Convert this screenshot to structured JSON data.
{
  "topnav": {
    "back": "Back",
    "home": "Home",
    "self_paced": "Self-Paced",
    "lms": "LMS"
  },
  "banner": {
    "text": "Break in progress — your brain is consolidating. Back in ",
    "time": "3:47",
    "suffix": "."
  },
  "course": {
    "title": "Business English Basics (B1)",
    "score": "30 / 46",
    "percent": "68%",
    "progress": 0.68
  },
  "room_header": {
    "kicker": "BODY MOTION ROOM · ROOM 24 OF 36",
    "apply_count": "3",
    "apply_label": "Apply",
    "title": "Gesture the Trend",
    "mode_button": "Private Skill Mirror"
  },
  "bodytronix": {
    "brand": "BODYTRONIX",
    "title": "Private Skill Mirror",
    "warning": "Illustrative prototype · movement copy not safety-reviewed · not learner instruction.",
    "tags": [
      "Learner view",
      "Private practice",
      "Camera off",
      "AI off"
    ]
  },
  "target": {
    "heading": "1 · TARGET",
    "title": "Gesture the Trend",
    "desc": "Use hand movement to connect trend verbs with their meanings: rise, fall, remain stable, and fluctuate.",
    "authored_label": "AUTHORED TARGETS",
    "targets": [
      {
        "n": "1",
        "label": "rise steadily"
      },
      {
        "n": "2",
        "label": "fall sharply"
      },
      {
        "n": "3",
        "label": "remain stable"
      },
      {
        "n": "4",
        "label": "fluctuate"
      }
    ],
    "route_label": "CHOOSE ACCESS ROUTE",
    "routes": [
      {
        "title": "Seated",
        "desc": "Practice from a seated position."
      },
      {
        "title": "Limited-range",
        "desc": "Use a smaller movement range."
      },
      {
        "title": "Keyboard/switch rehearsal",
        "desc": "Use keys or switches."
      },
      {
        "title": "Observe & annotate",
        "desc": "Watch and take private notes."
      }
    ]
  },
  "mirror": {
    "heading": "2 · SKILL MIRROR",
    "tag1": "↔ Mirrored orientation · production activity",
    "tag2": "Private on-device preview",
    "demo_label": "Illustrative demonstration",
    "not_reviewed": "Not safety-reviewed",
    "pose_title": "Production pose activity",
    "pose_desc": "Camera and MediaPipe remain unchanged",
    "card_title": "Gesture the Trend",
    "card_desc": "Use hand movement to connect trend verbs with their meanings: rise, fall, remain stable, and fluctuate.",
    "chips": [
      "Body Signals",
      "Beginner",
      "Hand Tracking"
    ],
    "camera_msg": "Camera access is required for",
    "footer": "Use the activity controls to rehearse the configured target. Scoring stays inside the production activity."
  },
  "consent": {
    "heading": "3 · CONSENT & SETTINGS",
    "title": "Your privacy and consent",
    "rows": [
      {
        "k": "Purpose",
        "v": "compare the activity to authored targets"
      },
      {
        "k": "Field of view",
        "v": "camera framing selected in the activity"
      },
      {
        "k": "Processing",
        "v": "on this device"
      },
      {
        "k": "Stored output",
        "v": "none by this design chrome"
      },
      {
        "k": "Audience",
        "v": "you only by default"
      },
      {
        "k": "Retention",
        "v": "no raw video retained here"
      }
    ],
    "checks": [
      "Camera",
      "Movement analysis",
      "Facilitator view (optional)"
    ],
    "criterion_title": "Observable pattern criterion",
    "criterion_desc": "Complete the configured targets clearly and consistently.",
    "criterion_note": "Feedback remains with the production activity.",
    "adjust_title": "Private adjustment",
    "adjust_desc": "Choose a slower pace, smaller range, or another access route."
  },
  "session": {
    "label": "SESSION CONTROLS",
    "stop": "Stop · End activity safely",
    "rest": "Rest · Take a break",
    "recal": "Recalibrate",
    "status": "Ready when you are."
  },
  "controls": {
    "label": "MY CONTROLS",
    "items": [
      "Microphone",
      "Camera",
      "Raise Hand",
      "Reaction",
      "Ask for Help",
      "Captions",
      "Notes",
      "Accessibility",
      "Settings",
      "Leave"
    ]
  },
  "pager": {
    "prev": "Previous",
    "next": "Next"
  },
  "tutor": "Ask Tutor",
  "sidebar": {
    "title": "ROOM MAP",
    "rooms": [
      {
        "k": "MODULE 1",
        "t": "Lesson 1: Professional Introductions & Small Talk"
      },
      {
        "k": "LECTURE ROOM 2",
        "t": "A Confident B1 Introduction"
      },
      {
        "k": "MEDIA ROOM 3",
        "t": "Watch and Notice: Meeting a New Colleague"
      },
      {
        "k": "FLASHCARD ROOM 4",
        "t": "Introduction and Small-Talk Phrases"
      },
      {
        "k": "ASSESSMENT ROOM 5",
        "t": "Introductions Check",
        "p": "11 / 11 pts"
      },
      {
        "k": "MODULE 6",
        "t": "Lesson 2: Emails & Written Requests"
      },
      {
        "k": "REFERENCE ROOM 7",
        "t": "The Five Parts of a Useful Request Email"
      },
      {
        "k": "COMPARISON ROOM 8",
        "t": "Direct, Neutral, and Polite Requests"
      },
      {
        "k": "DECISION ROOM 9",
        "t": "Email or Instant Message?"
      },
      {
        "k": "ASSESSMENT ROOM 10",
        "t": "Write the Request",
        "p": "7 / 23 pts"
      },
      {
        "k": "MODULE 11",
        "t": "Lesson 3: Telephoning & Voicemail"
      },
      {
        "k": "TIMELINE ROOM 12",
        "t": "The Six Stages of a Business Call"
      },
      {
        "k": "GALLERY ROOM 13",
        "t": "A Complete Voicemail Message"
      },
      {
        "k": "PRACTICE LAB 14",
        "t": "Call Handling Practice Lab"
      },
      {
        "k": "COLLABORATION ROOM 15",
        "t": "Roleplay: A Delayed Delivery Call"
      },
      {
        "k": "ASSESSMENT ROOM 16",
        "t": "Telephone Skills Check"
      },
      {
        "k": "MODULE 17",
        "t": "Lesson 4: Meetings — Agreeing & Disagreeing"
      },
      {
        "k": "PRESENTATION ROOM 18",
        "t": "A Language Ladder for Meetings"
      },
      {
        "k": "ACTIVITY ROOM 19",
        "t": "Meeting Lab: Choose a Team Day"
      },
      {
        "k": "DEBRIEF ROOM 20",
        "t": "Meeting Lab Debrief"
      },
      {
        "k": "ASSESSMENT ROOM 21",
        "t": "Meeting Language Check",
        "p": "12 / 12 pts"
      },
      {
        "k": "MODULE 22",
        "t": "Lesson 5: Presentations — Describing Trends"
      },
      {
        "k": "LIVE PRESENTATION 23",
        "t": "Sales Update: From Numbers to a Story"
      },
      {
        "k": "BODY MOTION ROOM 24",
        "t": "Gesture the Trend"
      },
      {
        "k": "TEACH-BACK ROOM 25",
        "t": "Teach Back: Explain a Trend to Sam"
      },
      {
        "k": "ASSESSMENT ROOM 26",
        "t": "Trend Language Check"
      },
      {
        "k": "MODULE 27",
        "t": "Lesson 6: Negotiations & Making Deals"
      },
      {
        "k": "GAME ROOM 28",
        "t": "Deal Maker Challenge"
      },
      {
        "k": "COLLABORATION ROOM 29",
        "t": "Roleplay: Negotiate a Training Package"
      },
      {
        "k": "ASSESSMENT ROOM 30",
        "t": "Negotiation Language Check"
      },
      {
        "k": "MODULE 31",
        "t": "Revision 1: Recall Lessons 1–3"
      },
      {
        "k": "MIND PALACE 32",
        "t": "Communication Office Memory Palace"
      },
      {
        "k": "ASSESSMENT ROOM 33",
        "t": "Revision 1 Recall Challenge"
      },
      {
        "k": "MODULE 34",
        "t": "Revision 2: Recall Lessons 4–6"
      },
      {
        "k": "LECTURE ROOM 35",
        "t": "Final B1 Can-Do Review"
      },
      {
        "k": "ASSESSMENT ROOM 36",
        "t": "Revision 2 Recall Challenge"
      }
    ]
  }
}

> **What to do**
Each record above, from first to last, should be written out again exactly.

> **Solved exercise**
Convert this screenshot to structured JSON data.
{
  "topnav": {
    "back": "Back",
    "home": "Home",
    "self_paced": "Self-Paced",
    "lms": "LMS"
  },
  "banner": {
    "text": "Break in progress — your brain is consolidating. Back in ",
    "time": "3:47",
    "suffix": "."
  },
  "course": {
    "title": "Business English Basics (B1)",
    "score": "30 / 46",
    "percent": "68%",
    "progress": 0.68
  },
  "room_header": {
    "kicker": "BODY MOTION ROOM · ROOM 24 OF 36",
    "apply_count": "3",
    "apply_label": "Apply",
    "title": "Gesture the Trend",
    "mode_button": "Private Skill Mirror"
  },
  "bodytronix": {
    "brand": "BODYTRONIX",
    "title": "Private Skill Mirror",
    "warning": "Illustrative prototype · movement copy not safety-reviewed · not learner instruction.",
    "tags": [
      "Learner view",
      "Private practice",
      "Camera off",
      "AI off"
    ]
  },
  "target": {
    "heading": "1 · TARGET",
    "title": "Gesture the Trend",
    "desc": "Use hand movement to connect trend verbs with their meanings: rise, fall, remain stable, and fluctuate.",
    "authored_label": "AUTHORED TARGETS",
    "targets": [
      {
        "n": "1",
        "label": "rise steadily"
      },
      {
        "n": "2",
        "label": "fall sharply"
      },
      {
        "n": "3",
        "label": "remain stable"
      },
      {
        "n": "4",
        "label": "fluctuate"
      }
    ],
    "route_label": "CHOOSE ACCESS ROUTE",
    "routes": [
      {
        "title": "Seated",
        "desc": "Practice from a seated position."
      },
      {
        "title": "Limited-range",
        "desc": "Use a smaller movement range."
      },
      {
        "title": "Keyboard/switch rehearsal",
        "desc": "Use keys or switches."
      },
      {
        "title": "Observe & annotate",
        "desc": "Watch and take private notes."
      }
    ]
  },
  "mirror": {
    "heading": "2 · SKILL MIRROR",
    "tag1": "↔ Mirrored orientation · production activity",
    "tag2": "Private on-device preview",
    "demo_label": "Illustrative demonstration",
    "not_reviewed": "Not safety-reviewed",
    "pose_title": "Production pose activity",
    "pose_desc": "Camera and MediaPipe remain unchanged",
    "card_title": "Gesture the Trend",
    "card_desc": "Use hand movement to connect trend verbs with their meanings: rise, fall, remain stable, and fluctuate.",
    "chips": [
      "Body Signals",
      "Beginner",
      "Hand Tracking"
    ],
    "camera_msg": "Camera access is required for",
    "footer": "Use the activity controls to rehearse the configured target. Scoring stays inside the production activity."
  },
  "consent": {
    "heading": "3 · CONSENT & SETTINGS",
    "title": "Your privacy and consent",
    "rows": [
      {
        "k": "Purpose",
        "v": "compare the activity to authored targets"
      },
      {
        "k": "Field of view",
        "v": "camera framing selected in the activity"
      },
      {
        "k": "Processing",
        "v": "on this device"
      },
      {
        "k": "Stored output",
        "v": "none by this design chrome"
      },
      {
        "k": "Audience",
        "v": "you only by default"
      },
      {
        "k": "Retention",
        "v": "no raw video retained here"
      }
    ],
    "checks": [
      "Camera",
      "Movement analysis",
      "Facilitator view (optional)"
    ],
    "criterion_title": "Observable pattern criterion",
    "criterion_desc": "Complete the configured targets clearly and consistently.",
    "criterion_note": "Feedback remains with the production activity.",
    "adjust_title": "Private adjustment",
    "adjust_desc": "Choose a slower pace, smaller range, or another access route."
  },
  "session": {
    "label": "SESSION CONTROLS",
    "stop": "Stop · End activity safely",
    "rest": "Rest · Take a break",
    "recal": "Recalibrate",
    "status": "Ready when you are."
  },
  "controls": {
    "label": "MY CONTROLS",
    "items": [
      "Microphone",
      "Camera",
      "Raise Hand",
      "Reaction",
      "Ask for Help",
      "Captions",
      "Notes",
      "Accessibility",
      "Settings",
      "Leave"
    ]
  },
  "pager": {
    "prev": "Previous",
    "next": "Next"
  },
  "tutor": "Ask Tutor",
  "sidebar": {
    "title": "ROOM MAP",
    "rooms": [
      {
        "k": "MODULE 1",
        "t": "Lesson 1: Professional Introductions & Small Talk"
      },
      {
        "k": "LECTURE ROOM 2",
        "t": "A Confident B1 Introduction"
      },
      {
        "k": "MEDIA ROOM 3",
        "t": "Watch and Notice: Meeting a New Colleague"
      },
      {
        "k": "FLASHCARD ROOM 4",
        "t": "Introduction and Small-Talk Phrases"
      },
      {
        "k": "ASSESSMENT ROOM 5",
        "t": "Introductions Check",
        "p": "11 / 11 pts"
      },
      {
        "k": "MODULE 6",
        "t": "Lesson 2: Emails & Written Requests"
      },
      {
        "k": "REFERENCE ROOM 7",
        "t": "The Five Parts of a Useful Request Email"
      },
      {
        "k": "COMPARISON ROOM 8",
        "t": "Direct, Neutral, and Polite Requests"
      },
      {
        "k": "DECISION ROOM 9",
        "t": "Email or Instant Message?"
      },
      {
        "k": "ASSESSMENT ROOM 10",
        "t": "Write the Request",
        "p": "7 / 23 pts"
      },
      {
        "k": "MODULE 11",
        "t": "Lesson 3: Telephoning & Voicemail"
      },
      {
        "k": "TIMELINE ROOM 12",
        "t": "The Six Stages of a Business Call"
      },
      {
        "k": "GALLERY ROOM 13",
        "t": "A Complete Voicemail Message"
      },
      {
        "k": "PRACTICE LAB 14",
        "t": "Call Handling Practice Lab"
      },
      {
        "k": "COLLABORATION ROOM 15",
        "t": "Roleplay: A Delayed Delivery Call"
      },
      {
        "k": "ASSESSMENT ROOM 16",
        "t": "Telephone Skills Check"
      },
      {
        "k": "MODULE 17",
        "t": "Lesson 4: Meetings — Agreeing & Disagreeing"
      },
      {
        "k": "PRESENTATION ROOM 18",
        "t": "A Language Ladder for Meetings"
      },
      {
        "k": "ACTIVITY ROOM 19",
        "t": "Meeting Lab: Choose a Team Day"
      },
      {
        "k": "DEBRIEF ROOM 20",
        "t": "Meeting Lab Debrief"
      },
      {
        "k": "ASSESSMENT ROOM 21",
        "t": "Meeting Language Check",
        "p": "12 / 12 pts"
      },
      {
        "k": "MODULE 22",
        "t": "Lesson 5: Presentations — Describing Trends"
      },
      {
        "k": "LIVE PRESENTATION 23",
        "t": "Sales Update: From Numbers to a Story"
      },
      {
        "k": "BODY MOTION ROOM 24",
        "t": "Gesture the Trend"
      },
      {
        "k": "TEACH-BACK ROOM 25",
        "t": "Teach Back: Explain a Trend to Sam"
      },
      {
        "k": "ASSESSMENT ROOM 26",
        "t": "Trend Language Check"
      },
      {
        "k": "MODULE 27",
        "t": "Lesson 6: Negotiations & Making Deals"
      },
      {
        "k": "GAME ROOM 28",
        "t": "Deal Maker Challenge"
      },
      {
        "k": "COLLABORATION ROOM 29",
        "t": "Roleplay: Negotiate a Training Package"
      },
      {
        "k": "ASSESSMENT ROOM 30",
        "t": "Negotiation Language Check"
      },
      {
        "k": "MODULE 31",
        "t": "Revision 1: Recall Lessons 1–3"
      },
      {
        "k": "MIND PALACE 32",
        "t": "Communication Office Memory Palace"
      },
      {
        "k": "ASSESSMENT ROOM 33",
        "t": "Revision 1 Recall Challenge"
      },
      {
        "k": "MODULE 34",
        "t": "Revision 2: Recall Lessons 4–6"
      },
      {
        "k": "LECTURE ROOM 35",
        "t": "Final B1 Can-Do Review"
      },
      {
        "k": "ASSESSMENT ROOM 36",
        "t": "Revision 2 Recall Challenge"
      }
    ]
  }
}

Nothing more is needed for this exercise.